Let’s hope that 2024 can keep its New Year’s Resolution of being a better year than 2023”.
We are aware that many individuals are facing economic hardship due to the increasing rates and pricing fluctuations. Nevertheless, our branches have been bustling with activity and have recorded steady sales and lettings in 2023. As a result, we are confident that we can acquire the best possible price for your property if you intend to sell or let it in 2024.
Kim Kinnaird, Director of Halifax Mortgages says:
“Property prices in the UK have surprisingly held up well over the past year, only decreasing by 1% annually to reach £283,615. However, this stability is more due to a scarcity of homes for sale than an increase in buyer demand. Despite the challenging market conditions, average house prices are only 3% lower than they were at their peak of £293,025 in August 2022, but still £44,000 higher than pre-pandemic levels. It’s worth noting that the housing market has seen some fluctuations throughout 2023, which are somewhat masked by these figures.”
To sell your property quickly, it’s essential to price it according to the local market value. Setting a price above the market value may result in longer wait times and the property becoming “stale” in the market. In fact, mispricing can cost you up to 11 additional weeks on the market. If you’re not satisfied with the market value, it’s important to weigh the financial and practical consequences of waiting to sell your property.

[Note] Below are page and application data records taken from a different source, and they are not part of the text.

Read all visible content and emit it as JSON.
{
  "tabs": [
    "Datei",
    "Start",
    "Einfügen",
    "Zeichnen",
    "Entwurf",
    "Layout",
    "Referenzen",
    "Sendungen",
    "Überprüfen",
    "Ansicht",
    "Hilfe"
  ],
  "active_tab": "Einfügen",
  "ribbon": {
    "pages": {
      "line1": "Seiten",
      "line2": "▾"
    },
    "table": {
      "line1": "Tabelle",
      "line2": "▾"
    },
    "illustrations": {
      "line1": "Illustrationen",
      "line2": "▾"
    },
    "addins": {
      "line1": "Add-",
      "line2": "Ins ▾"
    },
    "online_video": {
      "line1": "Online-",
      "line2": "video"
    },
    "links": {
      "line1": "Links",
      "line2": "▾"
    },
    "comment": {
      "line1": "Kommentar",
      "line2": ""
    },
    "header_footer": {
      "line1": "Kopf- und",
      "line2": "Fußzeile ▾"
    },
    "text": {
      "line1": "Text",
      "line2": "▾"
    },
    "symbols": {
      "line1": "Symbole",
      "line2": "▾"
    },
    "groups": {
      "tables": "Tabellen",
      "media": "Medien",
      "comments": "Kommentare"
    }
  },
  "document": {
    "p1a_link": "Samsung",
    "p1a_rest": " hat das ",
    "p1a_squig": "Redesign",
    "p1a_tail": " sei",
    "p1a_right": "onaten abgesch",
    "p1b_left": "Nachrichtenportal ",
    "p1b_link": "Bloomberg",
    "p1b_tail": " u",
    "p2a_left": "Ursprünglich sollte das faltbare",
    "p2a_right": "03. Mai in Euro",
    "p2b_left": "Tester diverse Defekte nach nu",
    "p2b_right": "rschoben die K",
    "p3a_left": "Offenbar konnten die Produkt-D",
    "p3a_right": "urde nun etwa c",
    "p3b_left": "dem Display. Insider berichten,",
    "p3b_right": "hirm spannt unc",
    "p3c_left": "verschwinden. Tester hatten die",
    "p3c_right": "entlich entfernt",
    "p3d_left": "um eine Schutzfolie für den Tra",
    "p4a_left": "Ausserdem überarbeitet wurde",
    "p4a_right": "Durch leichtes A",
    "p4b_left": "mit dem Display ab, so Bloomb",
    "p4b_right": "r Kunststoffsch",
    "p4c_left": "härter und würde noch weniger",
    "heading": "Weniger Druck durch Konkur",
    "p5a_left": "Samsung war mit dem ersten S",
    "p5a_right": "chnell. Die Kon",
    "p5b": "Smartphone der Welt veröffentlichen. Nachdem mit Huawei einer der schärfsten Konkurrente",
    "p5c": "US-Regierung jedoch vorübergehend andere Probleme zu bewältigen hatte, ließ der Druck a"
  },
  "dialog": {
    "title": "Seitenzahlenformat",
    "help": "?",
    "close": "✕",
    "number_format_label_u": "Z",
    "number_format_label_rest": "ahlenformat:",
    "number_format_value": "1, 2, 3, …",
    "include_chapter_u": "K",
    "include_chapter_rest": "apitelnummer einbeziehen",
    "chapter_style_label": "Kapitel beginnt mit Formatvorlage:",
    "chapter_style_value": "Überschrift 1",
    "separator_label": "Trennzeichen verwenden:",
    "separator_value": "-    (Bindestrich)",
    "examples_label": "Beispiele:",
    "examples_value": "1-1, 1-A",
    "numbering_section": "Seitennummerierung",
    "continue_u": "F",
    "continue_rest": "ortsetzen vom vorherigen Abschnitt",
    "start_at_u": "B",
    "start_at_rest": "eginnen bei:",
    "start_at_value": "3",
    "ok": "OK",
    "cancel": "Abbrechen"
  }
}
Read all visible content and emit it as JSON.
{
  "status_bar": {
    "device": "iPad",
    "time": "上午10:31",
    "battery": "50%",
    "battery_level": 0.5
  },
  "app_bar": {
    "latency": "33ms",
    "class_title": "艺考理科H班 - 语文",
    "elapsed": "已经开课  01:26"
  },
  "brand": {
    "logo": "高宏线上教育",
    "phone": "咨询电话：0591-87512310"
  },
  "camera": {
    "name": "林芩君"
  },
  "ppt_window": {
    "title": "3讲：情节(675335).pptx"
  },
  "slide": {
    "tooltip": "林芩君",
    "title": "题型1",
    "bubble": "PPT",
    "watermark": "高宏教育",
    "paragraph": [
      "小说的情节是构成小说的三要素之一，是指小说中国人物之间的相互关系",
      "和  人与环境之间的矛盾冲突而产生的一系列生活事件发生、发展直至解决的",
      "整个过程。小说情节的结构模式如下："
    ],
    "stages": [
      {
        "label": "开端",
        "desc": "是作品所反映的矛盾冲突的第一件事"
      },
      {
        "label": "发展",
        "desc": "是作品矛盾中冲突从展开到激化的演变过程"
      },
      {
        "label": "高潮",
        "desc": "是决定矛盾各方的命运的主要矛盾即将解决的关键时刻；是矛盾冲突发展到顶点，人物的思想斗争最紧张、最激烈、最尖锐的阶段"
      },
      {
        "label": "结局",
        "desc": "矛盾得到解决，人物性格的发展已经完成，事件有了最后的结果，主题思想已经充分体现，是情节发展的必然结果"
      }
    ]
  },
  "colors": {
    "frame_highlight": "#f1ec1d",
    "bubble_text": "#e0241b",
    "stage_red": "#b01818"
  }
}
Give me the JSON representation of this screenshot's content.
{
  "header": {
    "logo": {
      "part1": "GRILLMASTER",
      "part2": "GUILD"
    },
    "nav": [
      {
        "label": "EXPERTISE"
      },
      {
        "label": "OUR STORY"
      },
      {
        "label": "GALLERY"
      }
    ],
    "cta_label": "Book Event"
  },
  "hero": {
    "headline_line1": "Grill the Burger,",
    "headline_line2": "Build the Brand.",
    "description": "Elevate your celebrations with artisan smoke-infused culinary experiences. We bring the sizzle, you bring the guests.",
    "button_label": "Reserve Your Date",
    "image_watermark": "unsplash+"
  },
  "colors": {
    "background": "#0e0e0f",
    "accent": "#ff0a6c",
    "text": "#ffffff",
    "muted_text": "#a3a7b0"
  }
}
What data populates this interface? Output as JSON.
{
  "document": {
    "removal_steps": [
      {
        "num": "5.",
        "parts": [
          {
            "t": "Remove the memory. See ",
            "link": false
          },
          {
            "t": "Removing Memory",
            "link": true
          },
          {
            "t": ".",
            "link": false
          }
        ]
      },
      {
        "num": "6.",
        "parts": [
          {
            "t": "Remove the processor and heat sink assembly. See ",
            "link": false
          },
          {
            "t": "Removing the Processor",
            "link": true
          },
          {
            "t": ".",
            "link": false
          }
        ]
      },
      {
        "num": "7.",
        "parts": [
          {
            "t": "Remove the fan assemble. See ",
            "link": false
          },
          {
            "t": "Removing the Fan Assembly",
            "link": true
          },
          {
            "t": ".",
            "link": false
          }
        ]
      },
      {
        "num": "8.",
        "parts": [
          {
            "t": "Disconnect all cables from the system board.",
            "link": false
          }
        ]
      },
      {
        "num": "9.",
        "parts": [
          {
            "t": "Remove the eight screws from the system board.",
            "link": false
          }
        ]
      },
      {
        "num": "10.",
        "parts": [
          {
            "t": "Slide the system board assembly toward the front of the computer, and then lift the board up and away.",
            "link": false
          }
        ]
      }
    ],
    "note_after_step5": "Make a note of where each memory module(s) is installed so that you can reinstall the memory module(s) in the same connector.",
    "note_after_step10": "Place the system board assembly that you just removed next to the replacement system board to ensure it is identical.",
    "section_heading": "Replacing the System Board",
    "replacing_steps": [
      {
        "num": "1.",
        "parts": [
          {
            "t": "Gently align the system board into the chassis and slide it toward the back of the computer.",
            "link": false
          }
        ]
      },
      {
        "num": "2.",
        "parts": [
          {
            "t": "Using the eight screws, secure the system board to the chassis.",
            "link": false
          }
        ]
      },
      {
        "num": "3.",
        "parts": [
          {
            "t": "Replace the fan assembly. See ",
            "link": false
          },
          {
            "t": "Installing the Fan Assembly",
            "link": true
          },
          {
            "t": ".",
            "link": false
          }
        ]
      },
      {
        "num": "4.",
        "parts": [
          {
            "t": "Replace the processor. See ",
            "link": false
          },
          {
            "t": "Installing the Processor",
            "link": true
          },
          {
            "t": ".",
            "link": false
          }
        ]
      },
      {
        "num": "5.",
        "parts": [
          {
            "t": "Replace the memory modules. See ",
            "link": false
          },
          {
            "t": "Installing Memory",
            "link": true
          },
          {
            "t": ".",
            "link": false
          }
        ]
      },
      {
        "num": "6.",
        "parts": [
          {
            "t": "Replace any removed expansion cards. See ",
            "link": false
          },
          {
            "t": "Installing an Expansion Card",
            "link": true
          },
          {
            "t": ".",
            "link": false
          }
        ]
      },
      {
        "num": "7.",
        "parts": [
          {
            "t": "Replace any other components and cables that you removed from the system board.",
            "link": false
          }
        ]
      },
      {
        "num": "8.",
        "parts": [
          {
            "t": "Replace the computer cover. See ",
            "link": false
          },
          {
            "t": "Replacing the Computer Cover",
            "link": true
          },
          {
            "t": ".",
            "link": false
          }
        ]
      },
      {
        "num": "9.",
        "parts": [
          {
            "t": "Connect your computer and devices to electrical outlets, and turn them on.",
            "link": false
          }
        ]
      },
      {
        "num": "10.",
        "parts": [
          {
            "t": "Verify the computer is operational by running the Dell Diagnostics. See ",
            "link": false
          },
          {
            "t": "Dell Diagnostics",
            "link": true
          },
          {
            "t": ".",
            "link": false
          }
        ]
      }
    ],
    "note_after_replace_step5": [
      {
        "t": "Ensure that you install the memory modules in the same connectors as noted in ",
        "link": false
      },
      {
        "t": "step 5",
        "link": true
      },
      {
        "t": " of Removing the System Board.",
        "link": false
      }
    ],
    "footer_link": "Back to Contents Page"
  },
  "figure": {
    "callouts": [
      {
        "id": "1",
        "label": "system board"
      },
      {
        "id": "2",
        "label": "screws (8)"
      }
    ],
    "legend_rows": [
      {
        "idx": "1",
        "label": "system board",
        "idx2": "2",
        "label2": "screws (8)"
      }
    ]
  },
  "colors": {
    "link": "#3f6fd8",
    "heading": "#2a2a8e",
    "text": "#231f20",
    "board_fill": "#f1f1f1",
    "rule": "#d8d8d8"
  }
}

Sims Williams are estate and letting agents with offices in Arundel, Bognor Regis, Chichester and The Six Villages. For expert advice on all things property or for a free no obligation market appraisal, do contact your local Sims Williams office. We are here to guide you through every step of your journey, providing professional advice, support and guidance you can trust.